This selection may be photocopied and distributed for classroom or educational use.

1 comment:

Jyothi said...

The story doesn't cease to amuse me at all.I have read it several times and every time reveled at its great craftsmanship and irony.
The sudden death,purportedly caused by "joy" at the unexpected return of Mr. Brently Mallard is what saves Mrs. Mallard 's honor and the myth of perpetual happiness in the institution of marriage.
Personal freedom is sacred to any human being and should be respected as inviolate. And Louise suffocated by marital love is overjoyed that the accidental death of Brently has at last set her free. But ironically her relief is short lived.

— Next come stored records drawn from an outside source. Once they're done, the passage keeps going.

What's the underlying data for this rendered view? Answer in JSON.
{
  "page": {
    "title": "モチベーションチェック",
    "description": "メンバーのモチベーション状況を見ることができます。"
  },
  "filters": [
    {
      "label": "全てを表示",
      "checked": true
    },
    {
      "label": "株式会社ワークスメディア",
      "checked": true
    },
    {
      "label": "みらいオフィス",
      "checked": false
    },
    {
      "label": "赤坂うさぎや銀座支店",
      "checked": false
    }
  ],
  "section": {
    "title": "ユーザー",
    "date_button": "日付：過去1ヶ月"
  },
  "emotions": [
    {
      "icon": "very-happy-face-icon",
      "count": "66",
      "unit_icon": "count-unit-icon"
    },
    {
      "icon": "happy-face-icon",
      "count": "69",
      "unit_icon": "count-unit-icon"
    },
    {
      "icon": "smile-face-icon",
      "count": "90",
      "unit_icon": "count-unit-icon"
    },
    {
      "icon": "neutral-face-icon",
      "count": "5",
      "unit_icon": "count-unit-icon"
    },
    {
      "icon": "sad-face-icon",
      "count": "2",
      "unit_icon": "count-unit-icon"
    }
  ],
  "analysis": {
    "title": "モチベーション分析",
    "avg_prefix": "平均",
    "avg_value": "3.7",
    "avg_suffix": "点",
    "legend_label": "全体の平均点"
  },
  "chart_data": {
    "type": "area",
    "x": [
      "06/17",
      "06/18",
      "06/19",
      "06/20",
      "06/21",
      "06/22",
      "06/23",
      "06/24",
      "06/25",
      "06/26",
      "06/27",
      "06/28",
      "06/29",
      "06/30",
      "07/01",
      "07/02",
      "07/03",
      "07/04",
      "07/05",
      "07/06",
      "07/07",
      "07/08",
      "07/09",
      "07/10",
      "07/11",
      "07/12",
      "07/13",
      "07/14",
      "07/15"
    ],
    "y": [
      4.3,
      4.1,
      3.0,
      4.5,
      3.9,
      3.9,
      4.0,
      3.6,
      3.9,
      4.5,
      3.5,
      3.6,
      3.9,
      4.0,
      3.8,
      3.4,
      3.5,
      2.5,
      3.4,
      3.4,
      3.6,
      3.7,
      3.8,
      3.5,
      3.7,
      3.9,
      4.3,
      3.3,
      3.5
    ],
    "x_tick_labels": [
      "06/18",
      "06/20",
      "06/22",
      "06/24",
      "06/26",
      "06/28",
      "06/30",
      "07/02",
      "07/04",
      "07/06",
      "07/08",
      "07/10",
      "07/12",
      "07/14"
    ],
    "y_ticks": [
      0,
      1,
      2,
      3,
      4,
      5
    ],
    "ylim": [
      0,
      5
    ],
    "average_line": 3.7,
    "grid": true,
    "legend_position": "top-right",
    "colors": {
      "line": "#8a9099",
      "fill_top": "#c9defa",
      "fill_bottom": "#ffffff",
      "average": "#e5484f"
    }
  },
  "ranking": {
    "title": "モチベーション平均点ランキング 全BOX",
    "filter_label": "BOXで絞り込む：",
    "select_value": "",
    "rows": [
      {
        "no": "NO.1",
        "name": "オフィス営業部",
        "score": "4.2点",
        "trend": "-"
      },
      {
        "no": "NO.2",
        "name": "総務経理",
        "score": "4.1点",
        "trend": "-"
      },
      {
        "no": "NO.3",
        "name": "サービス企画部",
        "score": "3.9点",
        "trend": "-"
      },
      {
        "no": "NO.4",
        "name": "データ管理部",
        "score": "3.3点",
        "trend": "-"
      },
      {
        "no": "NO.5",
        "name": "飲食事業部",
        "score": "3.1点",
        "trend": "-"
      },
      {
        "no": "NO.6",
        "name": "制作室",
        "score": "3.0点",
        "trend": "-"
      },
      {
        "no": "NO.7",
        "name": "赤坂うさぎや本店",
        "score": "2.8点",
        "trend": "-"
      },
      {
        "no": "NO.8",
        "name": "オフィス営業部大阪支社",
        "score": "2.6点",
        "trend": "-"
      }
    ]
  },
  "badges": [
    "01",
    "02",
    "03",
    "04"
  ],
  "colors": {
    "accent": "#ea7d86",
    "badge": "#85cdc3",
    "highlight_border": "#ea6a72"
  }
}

I would like to know how the original story ended. I wonder if the author killed Louise in order to save the facade of respectability of marriage.

I would like to thank LOA for publishing the story.